If you’re a sex worker who lives or tours Queensland, you have a role to play in bringing full decrim to the state. The Queensland Law Reform Commission has asked for submissions - your chance to share your experience and emphasise what’s important to you. How? By making a submission to LawReform.Commission@justice.qld.gov.au by the 3rd of June, 2022.
Making a formal submission can feel daunting, but it’s easier than you might think. Your response can be as simple as a short email outlining your experiences and DecrimQLD, Respect Inc and Scarlet Alliance have produced an information kit with helpful tips and key issues that you can adapt to suit your message.
Elle says, "Submissions don't have to be long or academic. You can simply introduce yourself, talk about the type of sex work you do, and assert that they approve of the submissions put forward by Respect Inc, Decrim Queensland and Scarlet Alliance."
Here are a few key steps for getting involved:
- Refer to Respect QLD’s information sheet for key issues and tips on how to word your submission.
- Get in touch with the Respect QLD office for assistance. They’re available to help on Wednesday afternoons, 12-5pm & on the 25th of May, 6-8pm. Just drop in to the office or give them a call, and they’ll be able to guide you through the process of writing a submission. If these times don’t suit, contact them for other options.
- Submit your response by email to LawReform.Commission@justice.qld.gov.au by the 3rd of June.
- Stay up to date with the latest developments by following #DecrimQLD on Twitter or Instagram, or Respect Inc on Facebook.
- Consider getting involved in the campaign.

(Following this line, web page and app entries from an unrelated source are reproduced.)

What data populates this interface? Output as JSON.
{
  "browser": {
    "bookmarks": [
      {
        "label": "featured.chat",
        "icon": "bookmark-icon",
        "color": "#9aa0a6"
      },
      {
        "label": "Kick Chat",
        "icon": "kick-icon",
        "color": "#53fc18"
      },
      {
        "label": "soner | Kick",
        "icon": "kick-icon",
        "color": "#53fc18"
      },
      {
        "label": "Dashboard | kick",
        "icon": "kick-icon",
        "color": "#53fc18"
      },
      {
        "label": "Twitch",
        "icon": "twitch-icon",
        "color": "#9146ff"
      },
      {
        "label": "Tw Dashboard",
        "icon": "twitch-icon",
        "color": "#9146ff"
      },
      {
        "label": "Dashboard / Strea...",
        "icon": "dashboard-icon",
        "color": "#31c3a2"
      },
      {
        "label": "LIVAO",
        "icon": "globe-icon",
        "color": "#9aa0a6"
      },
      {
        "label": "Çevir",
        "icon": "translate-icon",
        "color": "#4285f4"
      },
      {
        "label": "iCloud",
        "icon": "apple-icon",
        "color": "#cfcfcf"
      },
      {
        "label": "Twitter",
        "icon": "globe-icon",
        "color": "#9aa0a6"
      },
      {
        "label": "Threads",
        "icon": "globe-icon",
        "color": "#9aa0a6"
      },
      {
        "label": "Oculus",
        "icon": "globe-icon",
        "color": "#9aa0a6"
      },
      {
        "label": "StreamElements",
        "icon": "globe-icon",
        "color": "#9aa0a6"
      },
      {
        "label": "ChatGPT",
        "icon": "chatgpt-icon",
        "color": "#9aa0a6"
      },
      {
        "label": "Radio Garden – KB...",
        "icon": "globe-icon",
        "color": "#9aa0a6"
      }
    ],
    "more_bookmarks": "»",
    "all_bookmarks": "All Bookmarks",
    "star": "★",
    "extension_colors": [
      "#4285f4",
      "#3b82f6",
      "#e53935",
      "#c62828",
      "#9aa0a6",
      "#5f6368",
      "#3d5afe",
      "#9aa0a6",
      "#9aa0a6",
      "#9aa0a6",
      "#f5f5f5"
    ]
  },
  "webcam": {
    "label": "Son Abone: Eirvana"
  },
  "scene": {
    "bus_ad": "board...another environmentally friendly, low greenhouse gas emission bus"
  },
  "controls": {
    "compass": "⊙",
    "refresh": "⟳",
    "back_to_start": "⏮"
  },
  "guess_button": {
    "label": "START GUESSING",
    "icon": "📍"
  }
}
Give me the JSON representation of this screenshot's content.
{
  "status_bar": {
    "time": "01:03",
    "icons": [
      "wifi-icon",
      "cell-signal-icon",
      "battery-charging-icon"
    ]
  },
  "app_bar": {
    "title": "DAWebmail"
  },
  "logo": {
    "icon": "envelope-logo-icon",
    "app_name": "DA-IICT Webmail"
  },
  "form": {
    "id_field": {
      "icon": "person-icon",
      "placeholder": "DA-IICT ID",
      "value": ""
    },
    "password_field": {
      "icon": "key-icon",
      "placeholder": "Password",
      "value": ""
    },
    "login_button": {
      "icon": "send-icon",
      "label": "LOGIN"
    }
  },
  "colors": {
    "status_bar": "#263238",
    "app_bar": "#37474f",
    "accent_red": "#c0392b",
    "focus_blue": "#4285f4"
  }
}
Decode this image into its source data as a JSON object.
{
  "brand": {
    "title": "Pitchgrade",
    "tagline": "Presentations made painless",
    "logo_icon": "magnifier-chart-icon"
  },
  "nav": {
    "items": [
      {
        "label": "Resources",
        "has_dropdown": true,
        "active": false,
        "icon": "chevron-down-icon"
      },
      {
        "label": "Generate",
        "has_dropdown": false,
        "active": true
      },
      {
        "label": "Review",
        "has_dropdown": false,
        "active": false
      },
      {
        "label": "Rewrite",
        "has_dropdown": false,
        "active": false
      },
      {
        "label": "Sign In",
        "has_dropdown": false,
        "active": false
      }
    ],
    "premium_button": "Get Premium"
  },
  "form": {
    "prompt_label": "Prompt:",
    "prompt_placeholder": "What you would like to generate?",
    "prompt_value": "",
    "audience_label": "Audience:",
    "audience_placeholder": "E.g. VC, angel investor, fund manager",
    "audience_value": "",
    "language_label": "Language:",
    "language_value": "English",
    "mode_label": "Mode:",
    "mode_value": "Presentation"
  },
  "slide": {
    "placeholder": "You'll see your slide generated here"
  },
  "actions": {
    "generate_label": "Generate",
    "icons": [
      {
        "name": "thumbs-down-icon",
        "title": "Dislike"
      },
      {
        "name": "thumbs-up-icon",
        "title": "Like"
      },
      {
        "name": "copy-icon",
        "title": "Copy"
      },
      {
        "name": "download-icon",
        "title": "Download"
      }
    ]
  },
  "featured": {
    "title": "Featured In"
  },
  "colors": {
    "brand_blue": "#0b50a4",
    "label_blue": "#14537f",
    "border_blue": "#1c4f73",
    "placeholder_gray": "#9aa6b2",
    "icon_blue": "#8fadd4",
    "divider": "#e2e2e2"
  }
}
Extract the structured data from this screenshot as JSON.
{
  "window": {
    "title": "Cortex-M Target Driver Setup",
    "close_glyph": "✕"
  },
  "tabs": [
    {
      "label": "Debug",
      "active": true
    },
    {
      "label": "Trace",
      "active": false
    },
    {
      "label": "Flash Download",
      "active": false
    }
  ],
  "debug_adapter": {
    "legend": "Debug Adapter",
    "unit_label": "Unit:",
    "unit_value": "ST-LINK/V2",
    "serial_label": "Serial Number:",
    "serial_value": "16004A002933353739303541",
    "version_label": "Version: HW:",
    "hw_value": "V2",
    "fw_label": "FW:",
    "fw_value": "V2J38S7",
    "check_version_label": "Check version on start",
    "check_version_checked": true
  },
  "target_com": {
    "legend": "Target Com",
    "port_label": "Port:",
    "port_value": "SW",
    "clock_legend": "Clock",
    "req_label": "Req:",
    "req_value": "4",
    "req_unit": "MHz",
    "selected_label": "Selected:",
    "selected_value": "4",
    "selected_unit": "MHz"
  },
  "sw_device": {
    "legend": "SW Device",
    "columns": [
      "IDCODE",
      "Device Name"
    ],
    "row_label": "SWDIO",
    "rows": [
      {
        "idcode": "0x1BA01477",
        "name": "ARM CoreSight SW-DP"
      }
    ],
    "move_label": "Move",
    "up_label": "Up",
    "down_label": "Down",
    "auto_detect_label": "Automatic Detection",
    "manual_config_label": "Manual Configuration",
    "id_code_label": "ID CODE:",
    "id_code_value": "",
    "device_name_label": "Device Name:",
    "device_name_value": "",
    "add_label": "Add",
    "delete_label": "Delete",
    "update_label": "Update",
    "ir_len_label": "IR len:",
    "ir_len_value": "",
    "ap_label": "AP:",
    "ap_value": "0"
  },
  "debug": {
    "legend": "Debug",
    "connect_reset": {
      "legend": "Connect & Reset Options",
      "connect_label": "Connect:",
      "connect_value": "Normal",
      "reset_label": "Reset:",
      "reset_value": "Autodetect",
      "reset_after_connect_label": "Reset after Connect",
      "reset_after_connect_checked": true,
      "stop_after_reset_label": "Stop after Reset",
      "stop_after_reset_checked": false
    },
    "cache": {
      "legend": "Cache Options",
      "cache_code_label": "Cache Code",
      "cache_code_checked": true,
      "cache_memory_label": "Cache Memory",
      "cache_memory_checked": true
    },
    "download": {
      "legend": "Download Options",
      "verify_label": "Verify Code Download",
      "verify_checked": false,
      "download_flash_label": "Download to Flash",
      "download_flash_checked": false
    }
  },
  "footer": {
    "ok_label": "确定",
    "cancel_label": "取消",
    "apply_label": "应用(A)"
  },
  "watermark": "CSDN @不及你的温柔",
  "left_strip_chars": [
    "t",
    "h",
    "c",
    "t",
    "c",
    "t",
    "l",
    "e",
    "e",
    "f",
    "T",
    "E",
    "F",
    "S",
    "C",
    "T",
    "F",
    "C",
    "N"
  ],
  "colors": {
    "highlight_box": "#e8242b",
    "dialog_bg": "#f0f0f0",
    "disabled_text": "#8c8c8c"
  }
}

Sex workers in Queensland are invited to become part of the #DecrimQLD committee, which meets once a month in person and online.
If you’re a policy nerd or information geek (as many of us are) you’re welcome to take the time to read the full discussion paper. But it’s not essential.
Elle says that there’s a lot of community spirit around this latest push for law reform. “There’s a really large group of sex workers around the state joining together to get rid of these harmful laws - joining with Respect QLD, our funded sex worker organisation, to get decriminalisation. And we've got thirty-plus other organisations that have signed on in support as well.”
With such strong feelings in the community, and so much support, there’s every reason to believe that full decriminalisation is possible in Queensland. With your help, it can happen.